Assignment - Give the data again exactly as it is written.

___ Data under study ___

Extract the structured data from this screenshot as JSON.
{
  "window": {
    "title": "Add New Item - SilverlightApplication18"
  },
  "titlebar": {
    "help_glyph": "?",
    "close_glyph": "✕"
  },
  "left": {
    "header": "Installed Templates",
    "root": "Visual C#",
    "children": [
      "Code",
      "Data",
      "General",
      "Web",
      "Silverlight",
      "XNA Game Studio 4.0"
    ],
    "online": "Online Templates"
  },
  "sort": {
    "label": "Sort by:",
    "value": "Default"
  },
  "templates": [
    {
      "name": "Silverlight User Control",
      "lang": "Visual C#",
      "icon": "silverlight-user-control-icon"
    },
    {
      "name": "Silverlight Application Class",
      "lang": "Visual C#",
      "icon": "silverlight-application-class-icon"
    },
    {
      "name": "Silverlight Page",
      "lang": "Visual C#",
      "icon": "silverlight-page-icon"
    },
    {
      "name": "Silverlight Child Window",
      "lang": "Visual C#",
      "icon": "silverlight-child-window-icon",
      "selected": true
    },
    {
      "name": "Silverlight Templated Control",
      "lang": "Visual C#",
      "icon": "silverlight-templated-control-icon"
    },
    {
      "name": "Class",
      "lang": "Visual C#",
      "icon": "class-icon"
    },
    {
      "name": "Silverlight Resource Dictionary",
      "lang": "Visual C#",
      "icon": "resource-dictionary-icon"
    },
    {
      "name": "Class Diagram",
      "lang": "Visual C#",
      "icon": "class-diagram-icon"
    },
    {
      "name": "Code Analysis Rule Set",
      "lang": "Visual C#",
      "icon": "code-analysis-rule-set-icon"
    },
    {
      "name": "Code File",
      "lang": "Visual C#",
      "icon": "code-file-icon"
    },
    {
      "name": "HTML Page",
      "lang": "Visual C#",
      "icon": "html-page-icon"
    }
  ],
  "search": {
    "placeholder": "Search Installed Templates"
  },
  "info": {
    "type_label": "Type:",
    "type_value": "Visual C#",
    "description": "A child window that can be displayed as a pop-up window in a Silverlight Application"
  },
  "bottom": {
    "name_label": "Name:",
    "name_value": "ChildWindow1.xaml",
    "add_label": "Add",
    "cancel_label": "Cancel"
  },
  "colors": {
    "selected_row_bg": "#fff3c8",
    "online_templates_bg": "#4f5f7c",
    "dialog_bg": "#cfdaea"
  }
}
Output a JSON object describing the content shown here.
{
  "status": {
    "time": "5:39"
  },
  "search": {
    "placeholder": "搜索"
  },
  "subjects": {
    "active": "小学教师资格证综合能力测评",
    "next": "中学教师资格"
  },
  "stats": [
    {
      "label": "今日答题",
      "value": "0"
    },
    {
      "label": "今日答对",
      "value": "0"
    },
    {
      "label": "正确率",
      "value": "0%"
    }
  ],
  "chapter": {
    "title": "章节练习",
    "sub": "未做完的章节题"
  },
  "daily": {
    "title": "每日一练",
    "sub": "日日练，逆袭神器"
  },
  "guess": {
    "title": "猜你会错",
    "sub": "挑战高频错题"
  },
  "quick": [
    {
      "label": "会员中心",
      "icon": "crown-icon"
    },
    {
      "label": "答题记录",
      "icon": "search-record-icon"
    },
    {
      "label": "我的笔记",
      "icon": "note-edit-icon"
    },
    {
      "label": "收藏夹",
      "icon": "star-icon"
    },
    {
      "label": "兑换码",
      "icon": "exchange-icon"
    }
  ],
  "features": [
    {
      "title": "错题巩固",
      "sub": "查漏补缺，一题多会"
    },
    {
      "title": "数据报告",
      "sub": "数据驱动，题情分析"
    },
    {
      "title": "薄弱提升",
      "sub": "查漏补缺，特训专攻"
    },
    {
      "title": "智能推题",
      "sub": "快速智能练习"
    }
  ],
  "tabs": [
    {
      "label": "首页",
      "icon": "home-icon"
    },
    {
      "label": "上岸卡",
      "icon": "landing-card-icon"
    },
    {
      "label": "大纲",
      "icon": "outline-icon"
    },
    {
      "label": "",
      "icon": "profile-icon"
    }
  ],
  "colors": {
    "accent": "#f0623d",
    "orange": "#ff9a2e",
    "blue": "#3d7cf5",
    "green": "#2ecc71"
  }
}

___

Result for this exercise -
Extract the structured data from this screenshot as JSON.
{
  "window": {
    "title": "Add New Item - SilverlightApplication18"
  },
  "titlebar": {
    "help_glyph": "?",
    "close_glyph": "✕"
  },
  "left": {
    "header": "Installed Templates",
    "root": "Visual C#",
    "children": [
      "Code",
      "Data",
      "General",
      "Web",
      "Silverlight",
      "XNA Game Studio 4.0"
    ],
    "online": "Online Templates"
  },
  "sort": {
    "label": "Sort by:",
    "value": "Default"
  },
  "templates": [
    {
      "name": "Silverlight User Control",
      "lang": "Visual C#",
      "icon": "silverlight-user-control-icon"
    },
    {
      "name": "Silverlight Application Class",
      "lang": "Visual C#",
      "icon": "silverlight-application-class-icon"
    },
    {
      "name": "Silverlight Page",
      "lang": "Visual C#",
      "icon": "silverlight-page-icon"
    },
    {
      "name": "Silverlight Child Window",
      "lang": "Visual C#",
      "icon": "silverlight-child-window-icon",
      "selected": true
    },
    {
      "name": "Silverlight Templated Control",
      "lang": "Visual C#",
      "icon": "silverlight-templated-control-icon"
    },
    {
      "name": "Class",
      "lang": "Visual C#",
      "icon": "class-icon"
    },
    {
      "name": "Silverlight Resource Dictionary",
      "lang": "Visual C#",
      "icon": "resource-dictionary-icon"
    },
    {
      "name": "Class Diagram",
      "lang": "Visual C#",
      "icon": "class-diagram-icon"
    },
    {
      "name": "Code Analysis Rule Set",
      "lang": "Visual C#",
      "icon": "code-analysis-rule-set-icon"
    },
    {
      "name": "Code File",
      "lang": "Visual C#",
      "icon": "code-file-icon"
    },
    {
      "name": "HTML Page",
      "lang": "Visual C#",
      "icon": "html-page-icon"
    }
  ],
  "search": {
    "placeholder": "Search Installed Templates"
  },
  "info": {
    "type_label": "Type:",
    "type_value": "Visual C#",
    "description": "A child window that can be displayed as a pop-up window in a Silverlight Application"
  },
  "bottom": {
    "name_label": "Name:",
    "name_value": "ChildWindow1.xaml",
    "add_label": "Add",
    "cancel_label": "Cancel"
  },
  "colors": {
    "selected_row_bg": "#fff3c8",
    "online_templates_bg": "#4f5f7c",
    "dialog_bg": "#cfdaea"
  }
}
Output a JSON object describing the content shown here.
{
  "status": {
    "time": "5:39"
  },
  "search": {
    "placeholder": "搜索"
  },
  "subjects": {
    "active": "小学教师资格证综合能力测评",
    "next": "中学教师资格"
  },
  "stats": [
    {
      "label": "今日答题",
      "value": "0"
    },
    {
      "label": "今日答对",
      "value": "0"
    },
    {
      "label": "正确率",
      "value": "0%"
    }
  ],
  "chapter": {
    "title": "章节练习",
    "sub": "未做完的章节题"
  },
  "daily": {
    "title": "每日一练",
    "sub": "日日练，逆袭神器"
  },
  "guess": {
    "title": "猜你会错",
    "sub": "挑战高频错题"
  },
  "quick": [
    {
      "label": "会员中心",
      "icon": "crown-icon"
    },
    {
      "label": "答题记录",
      "icon": "search-record-icon"
    },
    {
      "label": "我的笔记",
      "icon": "note-edit-icon"
    },
    {
      "label": "收藏夹",
      "icon": "star-icon"
    },
    {
      "label": "兑换码",
      "icon": "exchange-icon"
    }
  ],
  "features": [
    {
      "title": "错题巩固",
      "sub": "查漏补缺，一题多会"
    },
    {
      "title": "数据报告",
      "sub": "数据驱动，题情分析"
    },
    {
      "title": "薄弱提升",
      "sub": "查漏补缺，特训专攻"
    },
    {
      "title": "智能推题",
      "sub": "快速智能练习"
    }
  ],
  "tabs": [
    {
      "label": "首页",
      "icon": "home-icon"
    },
    {
      "label": "上岸卡",
      "icon": "landing-card-icon"
    },
    {
      "label": "大纲",
      "icon": "outline-icon"
    },
    {
      "label": "",
      "icon": "profile-icon"
    }
  ],
  "colors": {
    "accent": "#f0623d",
    "orange": "#ff9a2e",
    "blue": "#3d7cf5",
    "green": "#2ecc71"
  }
}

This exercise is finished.